When you apply to join a criminal chambers imagine you are looking to step on board a ship in a storm from which the last lifeboats were cut away some time ago. The interview panel sitting opposite you is not screaming in your face because they've been weathering that storm for a long time and because they are professionals and because the ship isn't going anywhere without new crew. But don't be fooled by the languid elegance of the Inns of Court or anything you've ever seen on television. The Criminal Bar was in crisis BEFORE Covid turned up, God knows what it's going to look like in the aftermath.

Learning to overcome the sting of rejection in applying for pupillage is in fact a key learning experience for practice where every day someone is telling you in public that you are wrong on the facts, wrong on the law and where every case has a loser. Few boast about this on their chambers websites or in public but many barristers and judges endured multiple refusals on their way to practice. It took me three attempts to obtain a tenancy.

However saying it's a tough job for tough people is no answer. Resilience can be learnt, it can be taught and it can be fostered. Likewise nobody is immune from mental health setbacks and suffering a bout of mental illness is no disqualification from the job at all. Indeed it is likely to make for a more empathetic practitioner given the family circumstances of so many of our clients.

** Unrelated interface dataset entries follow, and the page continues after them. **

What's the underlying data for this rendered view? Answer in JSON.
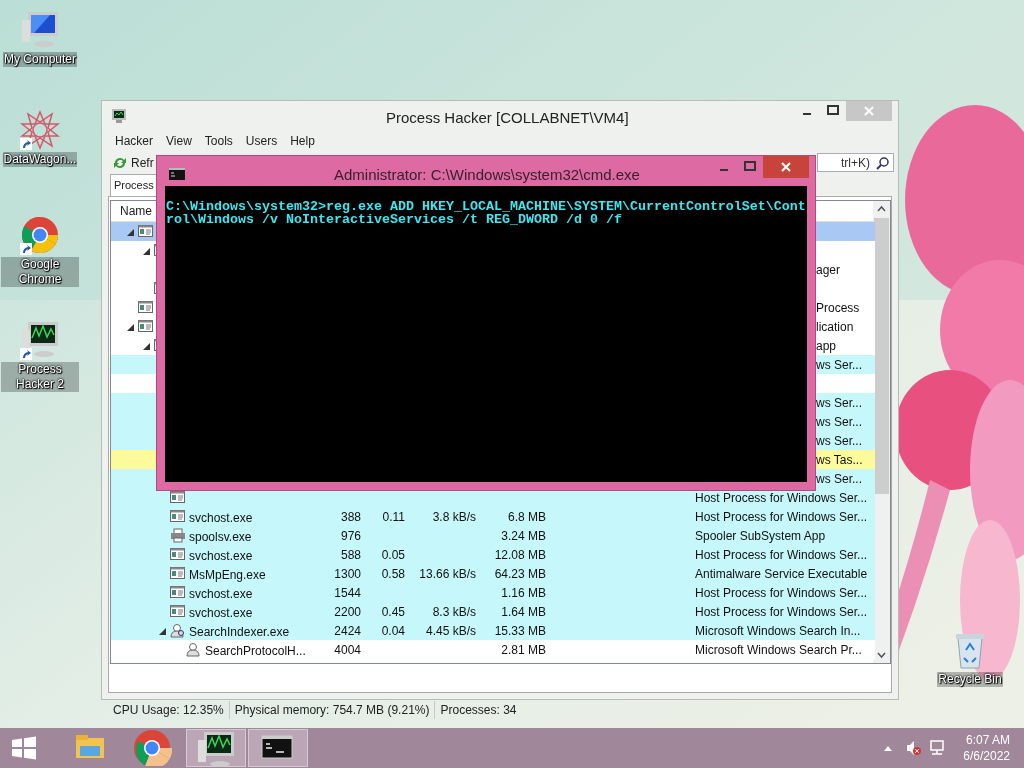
{
  "desktop_icons": [
    {
      "kind": "computer",
      "label": "My Computer",
      "shortcut": false
    },
    {
      "kind": "star",
      "label": "DataWagon...",
      "shortcut": true
    },
    {
      "kind": "chrome",
      "label": "Google Chrome",
      "shortcut": true
    },
    {
      "kind": "monitor",
      "label": "Process Hacker 2",
      "shortcut": true
    },
    {
      "kind": "bin",
      "label": "Recycle Bin",
      "shortcut": false
    }
  ],
  "process_hacker": {
    "title": "Process Hacker [COLLABNET\\VM4]",
    "menu": [
      "Hacker",
      "View",
      "Tools",
      "Users",
      "Help"
    ],
    "toolbar": {
      "refresh": "Refr",
      "search_placeholder": "trl+K)"
    },
    "tabs": [
      {
        "label": "Process",
        "selected": true
      }
    ],
    "columns": [
      "Name"
    ],
    "rows": [
      {
        "kind": "covered",
        "selected": true,
        "expanded": true,
        "children": [
          {
            "kind": "covered",
            "selected": false,
            "color": "#ffffff",
            "expanded": true,
            "children": [
              {
                "kind": "covered",
                "selected": false,
                "color": "#ffffff",
                "description": "ager"
              }
            ]
          },
          {
            "kind": "covered",
            "selected": false,
            "color": "#ffffff"
          }
        ]
      },
      {
        "kind": "covered",
        "selected": false,
        "color": "#ffffff",
        "description": "Process"
      },
      {
        "kind": "covered",
        "selected": false,
        "color": "#ffffff",
        "description": "lication",
        "expanded": true,
        "children": [
          {
            "kind": "covered",
            "selected": false,
            "color": "#ffffff",
            "description": "app",
            "expanded": true,
            "children": [
              {
                "kind": "covered",
                "selected": false,
                "color": "#c6f8fb",
                "description": "ws Ser..."
              },
              {
                "kind": "covered",
                "selected": false,
                "color": "#ffffff"
              },
              {
                "kind": "covered",
                "selected": false,
                "color": "#c6f8fb",
                "description": "ws Ser..."
              },
              {
                "kind": "covered",
                "selected": false,
                "color": "#c6f8fb",
                "description": "ws Ser..."
              },
              {
                "kind": "covered",
                "selected": false,
                "color": "#c6f8fb",
                "description": "ws Ser..."
              },
              {
                "kind": "covered",
                "selected": false,
                "color": "#fdfa9c",
                "description": "ws Tas..."
              },
              {
                "kind": "covered",
                "selected": false,
                "color": "#c6f8fb",
                "description": "ws Ser..."
              },
              {
                "kind": "app",
                "selected": false,
                "color": "#c6f8fb",
                "description": "Host Process for Windows Ser..."
              },
              {
                "kind": "app",
                "selected": false,
                "color": "#c6f8fb",
                "name": "svchost.exe",
                "pid": "388",
                "cpu": "0.11",
                "io": "3.8 kB/s",
                "memory": "6.8 MB",
                "description": "Host Process for Windows Ser..."
              },
              {
                "kind": "printer",
                "selected": false,
                "color": "#c6f8fb",
                "name": "spoolsv.exe",
                "pid": "976",
                "memory": "3.24 MB",
                "description": "Spooler SubSystem App"
              },
              {
                "kind": "app",
                "selected": false,
                "color": "#c6f8fb",
                "name": "svchost.exe",
                "pid": "588",
                "cpu": "0.05",
                "memory": "12.08 MB",
                "description": "Host Process for Windows Ser..."
              },
              {
                "kind": "app",
                "selected": false,
                "color": "#c6f8fb",
                "name": "MsMpEng.exe",
                "pid": "1300",
                "cpu": "0.58",
                "io": "13.66 kB/s",
                "memory": "64.23 MB",
                "description": "Antimalware Service Executable"
              },
              {
                "kind": "app",
                "selected": false,
                "color": "#c6f8fb",
                "name": "svchost.exe",
                "pid": "1544",
                "memory": "1.16 MB",
                "description": "Host Process for Windows Ser..."
              },
              {
                "kind": "app",
                "selected": false,
                "color": "#c6f8fb",
                "name": "svchost.exe",
                "pid": "2200",
                "cpu": "0.45",
                "io": "8.3 kB/s",
                "memory": "1.64 MB",
                "description": "Host Process for Windows Ser..."
              },
              {
                "kind": "search",
                "selected": false,
                "color": "#c6f8fb",
                "name": "SearchIndexer.exe",
                "pid": "2424",
                "cpu": "0.04",
                "io": "4.45 kB/s",
                "memory": "15.33 MB",
                "description": "Microsoft Windows Search In...",
                "expanded": true,
                "children": [
                  {
                    "kind": "user",
                    "selected": false,
                    "color": "#ffffff",
                    "name": "SearchProtocolH...",
                    "pid": "4004",
                    "memory": "2.81 MB",
                    "description": "Microsoft Windows Search Pr..."
                  }
                ]
              }
            ]
          }
        ]
      }
    ],
    "status_bar": [
      "CPU Usage: 12.35%",
      "Physical memory: 754.7 MB (9.21%)",
      "Processes: 34"
    ]
  },
  "cmd_window": {
    "title": "Administrator: C:\\Windows\\system32\\cmd.exe",
    "lines": [
      "C:\\Windows\\system32>reg.exe ADD HKEY_LOCAL_MACHINE\\SYSTEM\\CurrentControlSet\\Cont",
      "rol\\Windows /v NoInteractiveServices /t REG_DWORD /d 0 /f"
    ]
  },
  "taskbar": {
    "apps": [
      {
        "kind": "explorer",
        "active": false
      },
      {
        "kind": "chrome",
        "active": false
      },
      {
        "kind": "monitor",
        "active": true
      },
      {
        "kind": "console",
        "active": true
      }
    ],
    "time": "6:07 AM",
    "date": "6/6/2022"
  }
}
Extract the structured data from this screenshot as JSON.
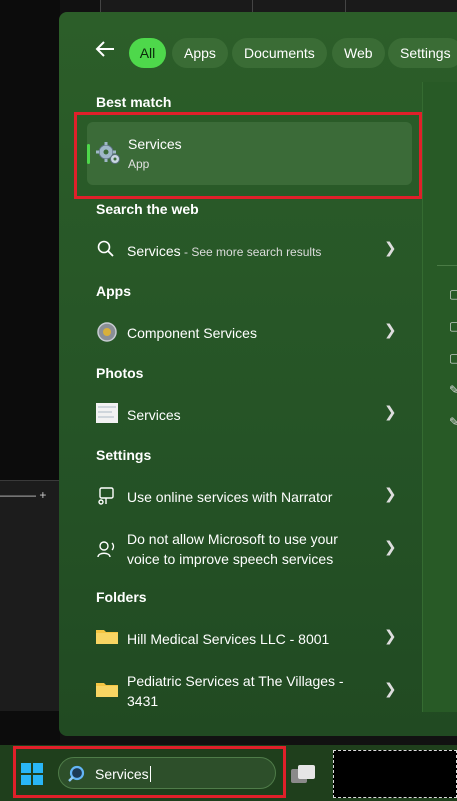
{
  "filters": {
    "tabs": [
      {
        "label": "All",
        "active": true
      },
      {
        "label": "Apps",
        "active": false
      },
      {
        "label": "Documents",
        "active": false
      },
      {
        "label": "Web",
        "active": false
      },
      {
        "label": "Settings",
        "active": false
      }
    ]
  },
  "best_match": {
    "heading": "Best match",
    "title": "Services",
    "subtitle": "App"
  },
  "web": {
    "heading": "Search the web",
    "query": "Services",
    "suffix": " - See more search results"
  },
  "apps": {
    "heading": "Apps",
    "items": [
      {
        "label": "Component Services"
      }
    ]
  },
  "photos": {
    "heading": "Photos",
    "items": [
      {
        "label": "Services"
      }
    ]
  },
  "settings": {
    "heading": "Settings",
    "items": [
      {
        "label": "Use online services with Narrator"
      },
      {
        "line1": "Do not allow Microsoft to use your",
        "line2": "voice to improve speech services"
      }
    ]
  },
  "folders": {
    "heading": "Folders",
    "items": [
      {
        "label": "Hill Medical Services LLC - 8001"
      },
      {
        "line1": "Pediatric Services at The Villages -",
        "line2": "3431"
      }
    ]
  },
  "taskbar": {
    "search_value": "Services"
  },
  "colors": {
    "panel": "#2c5e29",
    "accent": "#4ed84b",
    "highlight_box": "#e0202a",
    "taskbar": "#1f3f1c"
  },
  "icons": [
    "back-arrow-icon",
    "gear-icon",
    "search-icon",
    "chevron-right-icon",
    "component-services-icon",
    "photo-thumbnail-icon",
    "narrator-icon",
    "speech-icon",
    "folder-icon",
    "windows-logo-icon",
    "task-view-icon"
  ]
}
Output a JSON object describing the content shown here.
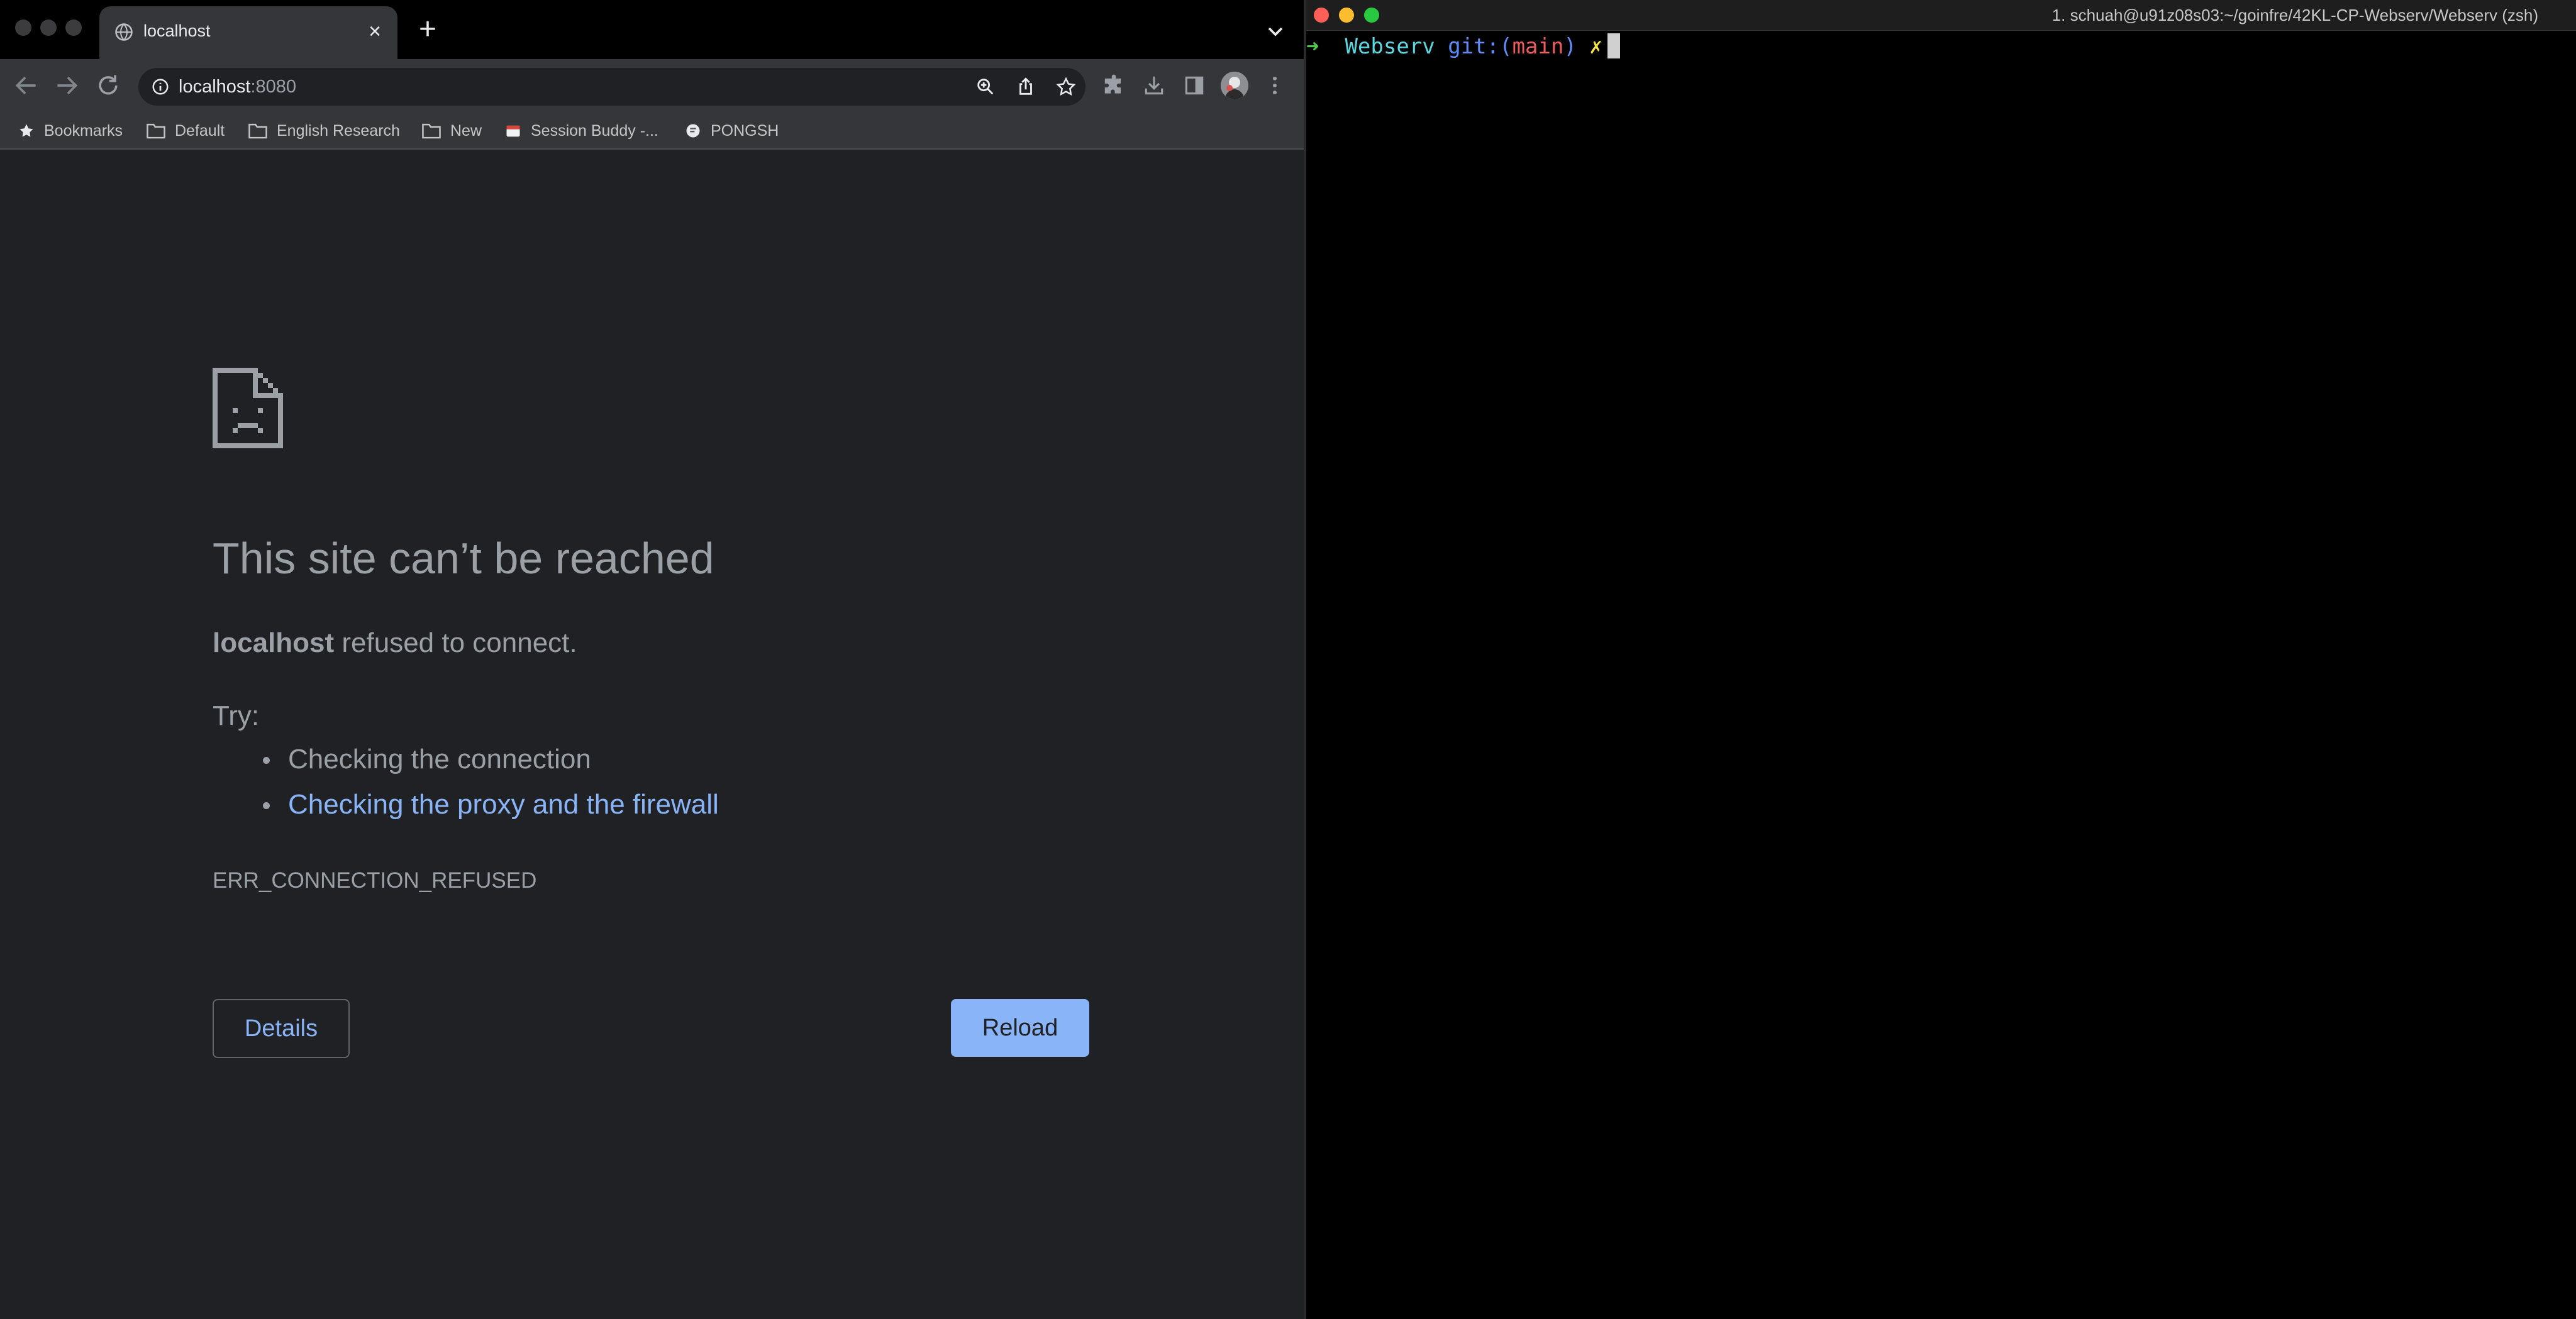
{
  "browser": {
    "tab": {
      "title": "localhost",
      "favicon": "globe-icon"
    },
    "omnibox": {
      "host": "localhost",
      "port": ":8080"
    },
    "bookmarks": [
      {
        "label": "Bookmarks",
        "icon": "star-icon"
      },
      {
        "label": "Default",
        "icon": "folder-icon"
      },
      {
        "label": "English Research",
        "icon": "folder-icon"
      },
      {
        "label": "New",
        "icon": "folder-icon"
      },
      {
        "label": "Session Buddy -...",
        "icon": "session-buddy-icon"
      },
      {
        "label": "PONGSH",
        "icon": "pongsh-icon"
      }
    ],
    "error": {
      "title": "This site can’t be reached",
      "host": "localhost",
      "message": " refused to connect.",
      "try_label": "Try:",
      "suggestions": [
        {
          "text": "Checking the connection",
          "is_link": false
        },
        {
          "text": "Checking the proxy and the firewall",
          "is_link": true
        }
      ],
      "code": "ERR_CONNECTION_REFUSED",
      "details_button": "Details",
      "reload_button": "Reload"
    },
    "colors": {
      "link": "#8ab4f8",
      "primary_button": "#8ab4f8",
      "background": "#202124"
    }
  },
  "terminal": {
    "title": "1. schuah@u91z08s03:~/goinfre/42KL-CP-Webserv/Webserv (zsh)",
    "prompt": {
      "arrow": "➜",
      "dir": "Webserv",
      "git_label": "git:(",
      "branch": "main",
      "git_close": ")",
      "dirty": "✗"
    }
  }
}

If you think a chambers that has rejected you is falling short don't be shy about saying so. However think carefully whether the solution is expensive and difficult or free and easy. If the former there's your answer if the latter perhaps, in missing out, you didn't miss out after all.